As a born and bred Philly girl, I watched in wonder as the world media picked up the story of the South Philadelphia cheese steak landmark with the little tiny sign in its window demanding that all patrons place their orders in English. After all, this is America, right? Not really, it's South Philly where people are earthy, honest and anything goes.

For those of you who don't know, even if you speak English, ordering a cheese steak in Philadelphia can be tough. Just like the Seinfeld Soup Nazi, you better be prepared to order correctly or face ridicule. "Is that wit or witout?" you may hear as you place your order. If you don't know what that means in Philadelphia, you have no business ordering. Don't even try to order a soda at the same window where you order your sandwich. You must order drinks at the next window where you pay and pick up the sandwich.

As a lady with wanderlust, I had to laugh at the South Philly situation. I could never have made it around the world without a few locals taking me under their wings and being very patient as I tried to order food or catch the right train on the right track in so many places where I did not speak the language.

As the immigration capital of the world, I think it's only natural we should open our hearts and hospitality to non-English speakers. Our nation was built on the backs of people from foreign lands. The sad thing is that many Americans do not realize that our nation is still being built that way. As all readers of Food Engineering know, our industry would be in very sad shape without foreign-born plant workers.

Let's show some respect for the immigrants who came before and those who are here now. Some of the immigrants may be illegal, but the food industry and our nation as a whole would be a lesser place without them.

By the way, I take my cheese steak wit. Wit onions, that is.

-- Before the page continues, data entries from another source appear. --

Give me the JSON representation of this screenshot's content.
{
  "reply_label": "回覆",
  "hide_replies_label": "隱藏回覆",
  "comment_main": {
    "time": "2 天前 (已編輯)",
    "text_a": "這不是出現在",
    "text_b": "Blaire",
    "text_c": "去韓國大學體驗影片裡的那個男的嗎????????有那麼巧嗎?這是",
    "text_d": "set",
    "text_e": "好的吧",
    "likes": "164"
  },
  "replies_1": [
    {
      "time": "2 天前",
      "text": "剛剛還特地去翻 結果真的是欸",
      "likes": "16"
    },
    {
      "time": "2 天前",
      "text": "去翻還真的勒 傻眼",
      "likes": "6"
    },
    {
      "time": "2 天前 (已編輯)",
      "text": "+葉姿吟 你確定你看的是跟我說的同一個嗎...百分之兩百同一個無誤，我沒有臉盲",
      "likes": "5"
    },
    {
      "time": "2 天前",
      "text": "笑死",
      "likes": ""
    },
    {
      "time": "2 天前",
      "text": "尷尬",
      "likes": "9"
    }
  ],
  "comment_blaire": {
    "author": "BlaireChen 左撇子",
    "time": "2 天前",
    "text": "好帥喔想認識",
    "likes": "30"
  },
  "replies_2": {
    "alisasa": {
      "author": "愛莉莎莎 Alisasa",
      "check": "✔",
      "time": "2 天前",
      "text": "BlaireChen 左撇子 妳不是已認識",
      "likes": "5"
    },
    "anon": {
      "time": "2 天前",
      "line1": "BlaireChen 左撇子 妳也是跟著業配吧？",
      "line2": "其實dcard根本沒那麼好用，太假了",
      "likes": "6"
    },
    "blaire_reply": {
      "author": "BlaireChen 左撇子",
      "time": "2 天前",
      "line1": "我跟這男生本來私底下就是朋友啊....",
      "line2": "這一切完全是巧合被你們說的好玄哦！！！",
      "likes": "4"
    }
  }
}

Did you enjoy this article? Click here to subscribe to Food Engineering Magazine.

Recent Articles by Joyce Fassl, Editor-in-Chief

You must login or register in order to post a comment.



Image Galleries

Plant of the Year 2015

Mars Chocolate was chosen as Food Engineering’s 2015 Plant of the Year. The first new Mars candy plant in North America in 35 years is not only LEED Gold certified, it’s highly automated as well.


Burns & McDonnell project manager RJ Hope and senior project engineer Justin Hamilton discuss the distinctions between Food Safety and Food Defense as well as the implications for food manufacturers of the Food Safety Modernization Act.
More Podcasts

Food Engineering

Food Engineering April 2015 Cover

2015 April

The April 2014 issue of Food Engineering features the Plant of the Year: Mars Chocolate. The first new Mars chocolate candy plant in North America in 35 years is not only LEED Gold certified, it’s highly automated as well.

Table Of Contents Subscribe

Plant Facility/Site Issues

What issue about your current plant facility/site keeps you up the most at night?
View Results Poll Archive


Food Authentication Using Bioorganic Molecules

This text provides critical tools and data needed to augment routine food analysis and enhance food safety by aiding in the detection of counterfeit, and potentially deleterious, foods.

More Products

Clear Seas Research

Clear Seas ResearchWith access to over one million professionals and more than 60 industry-specific publications,Clear Seas Research offers relevant insights from those who know your industry best. Let us customize a market research solution that exceeds your marketing goals.


FE recent tweets

facebook_40.pngtwitter_40px.pngyoutube_40px.png linkedin_40px.pngGoogle +

Food Master

Food Engineering Food Master 2015Food Master 2015 is now available!

Where the buying process begins in the food and beverage manufacturing market. 

Visit to learn more.